▸ PROBLEM TO WORK ON
Copy the records below exactly as they appear.

▸ MATERIAL PROVIDED

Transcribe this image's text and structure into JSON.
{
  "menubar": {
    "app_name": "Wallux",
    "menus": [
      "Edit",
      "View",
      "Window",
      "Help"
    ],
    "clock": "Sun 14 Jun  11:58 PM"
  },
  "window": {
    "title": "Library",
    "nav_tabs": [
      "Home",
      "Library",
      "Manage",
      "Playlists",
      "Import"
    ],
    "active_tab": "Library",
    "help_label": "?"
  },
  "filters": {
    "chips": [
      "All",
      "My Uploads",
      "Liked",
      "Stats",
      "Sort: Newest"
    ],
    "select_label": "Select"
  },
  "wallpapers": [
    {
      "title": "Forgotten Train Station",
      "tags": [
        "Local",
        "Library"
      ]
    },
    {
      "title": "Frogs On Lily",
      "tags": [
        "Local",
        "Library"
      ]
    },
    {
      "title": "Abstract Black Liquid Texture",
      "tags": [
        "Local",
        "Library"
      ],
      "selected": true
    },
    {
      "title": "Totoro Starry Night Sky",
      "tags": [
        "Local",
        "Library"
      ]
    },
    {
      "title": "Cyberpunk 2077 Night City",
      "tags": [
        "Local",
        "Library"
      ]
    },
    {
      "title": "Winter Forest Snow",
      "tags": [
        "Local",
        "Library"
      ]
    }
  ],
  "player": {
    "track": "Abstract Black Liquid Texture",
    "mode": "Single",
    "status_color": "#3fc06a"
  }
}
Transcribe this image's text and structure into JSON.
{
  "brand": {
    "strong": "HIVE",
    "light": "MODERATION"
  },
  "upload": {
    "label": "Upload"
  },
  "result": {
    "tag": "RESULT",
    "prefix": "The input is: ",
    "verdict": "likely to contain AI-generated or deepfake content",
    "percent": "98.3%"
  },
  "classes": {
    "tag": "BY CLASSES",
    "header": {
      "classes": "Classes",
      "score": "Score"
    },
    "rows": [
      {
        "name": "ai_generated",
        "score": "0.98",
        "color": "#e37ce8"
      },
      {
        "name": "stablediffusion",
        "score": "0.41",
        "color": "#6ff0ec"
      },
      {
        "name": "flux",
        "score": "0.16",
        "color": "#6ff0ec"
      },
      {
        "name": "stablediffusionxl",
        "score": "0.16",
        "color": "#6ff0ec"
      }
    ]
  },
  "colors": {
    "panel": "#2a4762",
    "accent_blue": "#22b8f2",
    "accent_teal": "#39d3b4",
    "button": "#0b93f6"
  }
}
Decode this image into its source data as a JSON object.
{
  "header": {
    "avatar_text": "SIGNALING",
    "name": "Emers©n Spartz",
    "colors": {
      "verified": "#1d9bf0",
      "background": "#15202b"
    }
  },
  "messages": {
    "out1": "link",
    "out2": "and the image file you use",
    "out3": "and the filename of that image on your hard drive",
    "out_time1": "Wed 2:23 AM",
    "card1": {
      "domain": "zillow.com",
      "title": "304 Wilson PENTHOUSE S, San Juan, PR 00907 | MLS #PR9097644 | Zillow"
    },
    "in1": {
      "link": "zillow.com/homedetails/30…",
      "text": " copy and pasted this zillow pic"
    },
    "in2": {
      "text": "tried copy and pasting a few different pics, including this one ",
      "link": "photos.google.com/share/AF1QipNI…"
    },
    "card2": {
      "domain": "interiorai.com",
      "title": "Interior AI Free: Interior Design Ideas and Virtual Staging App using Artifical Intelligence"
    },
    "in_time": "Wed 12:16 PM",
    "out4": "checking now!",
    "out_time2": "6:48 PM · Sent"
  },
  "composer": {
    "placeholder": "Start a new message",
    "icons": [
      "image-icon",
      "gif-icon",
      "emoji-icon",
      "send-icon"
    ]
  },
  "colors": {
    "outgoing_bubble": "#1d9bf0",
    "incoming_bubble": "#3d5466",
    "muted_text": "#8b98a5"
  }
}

▸ YOUR SOLUTION
Transcribe this image's text and structure into JSON.
{
  "menubar": {
    "app_name": "Wallux",
    "menus": [
      "Edit",
      "View",
      "Window",
      "Help"
    ],
    "clock": "Sun 14 Jun  11:58 PM"
  },
  "window": {
    "title": "Library",
    "nav_tabs": [
      "Home",
      "Library",
      "Manage",
      "Playlists",
      "Import"
    ],
    "active_tab": "Library",
    "help_label": "?"
  },
  "filters": {
    "chips": [
      "All",
      "My Uploads",
      "Liked",
      "Stats",
      "Sort: Newest"
    ],
    "select_label": "Select"
  },
  "wallpapers": [
    {
      "title": "Forgotten Train Station",
      "tags": [
        "Local",
        "Library"
      ]
    },
    {
      "title": "Frogs On Lily",
      "tags": [
        "Local",
        "Library"
      ]
    },
    {
      "title": "Abstract Black Liquid Texture",
      "tags": [
        "Local",
        "Library"
      ],
      "selected": true
    },
    {
      "title": "Totoro Starry Night Sky",
      "tags": [
        "Local",
        "Library"
      ]
    },
    {
      "title": "Cyberpunk 2077 Night City",
      "tags": [
        "Local",
        "Library"
      ]
    },
    {
      "title": "Winter Forest Snow",
      "tags": [
        "Local",
        "Library"
      ]
    }
  ],
  "player": {
    "track": "Abstract Black Liquid Texture",
    "mode": "Single",
    "status_color": "#3fc06a"
  }
}
Transcribe this image's text and structure into JSON.
{
  "brand": {
    "strong": "HIVE",
    "light": "MODERATION"
  },
  "upload": {
    "label": "Upload"
  },
  "result": {
    "tag": "RESULT",
    "prefix": "The input is: ",
    "verdict": "likely to contain AI-generated or deepfake content",
    "percent": "98.3%"
  },
  "classes": {
    "tag": "BY CLASSES",
    "header": {
      "classes": "Classes",
      "score": "Score"
    },
    "rows": [
      {
        "name": "ai_generated",
        "score": "0.98",
        "color": "#e37ce8"
      },
      {
        "name": "stablediffusion",
        "score": "0.41",
        "color": "#6ff0ec"
      },
      {
        "name": "flux",
        "score": "0.16",
        "color": "#6ff0ec"
      },
      {
        "name": "stablediffusionxl",
        "score": "0.16",
        "color": "#6ff0ec"
      }
    ]
  },
  "colors": {
    "panel": "#2a4762",
    "accent_blue": "#22b8f2",
    "accent_teal": "#39d3b4",
    "button": "#0b93f6"
  }
}
Decode this image into its source data as a JSON object.
{
  "header": {
    "avatar_text": "SIGNALING",
    "name": "Emers©n Spartz",
    "colors": {
      "verified": "#1d9bf0",
      "background": "#15202b"
    }
  },
  "messages": {
    "out1": "link",
    "out2": "and the image file you use",
    "out3": "and the filename of that image on your hard drive",
    "out_time1": "Wed 2:23 AM",
    "card1": {
      "domain": "zillow.com",
      "title": "304 Wilson PENTHOUSE S, San Juan, PR 00907 | MLS #PR9097644 | Zillow"
    },
    "in1": {
      "link": "zillow.com/homedetails/30…",
      "text": " copy and pasted this zillow pic"
    },
    "in2": {
      "text": "tried copy and pasting a few different pics, including this one ",
      "link": "photos.google.com/share/AF1QipNI…"
    },
    "card2": {
      "domain": "interiorai.com",
      "title": "Interior AI Free: Interior Design Ideas and Virtual Staging App using Artifical Intelligence"
    },
    "in_time": "Wed 12:16 PM",
    "out4": "checking now!",
    "out_time2": "6:48 PM · Sent"
  },
  "composer": {
    "placeholder": "Start a new message",
    "icons": [
      "image-icon",
      "gif-icon",
      "emoji-icon",
      "send-icon"
    ]
  },
  "colors": {
    "outgoing_bubble": "#1d9bf0",
    "incoming_bubble": "#3d5466",
    "muted_text": "#8b98a5"
  }
}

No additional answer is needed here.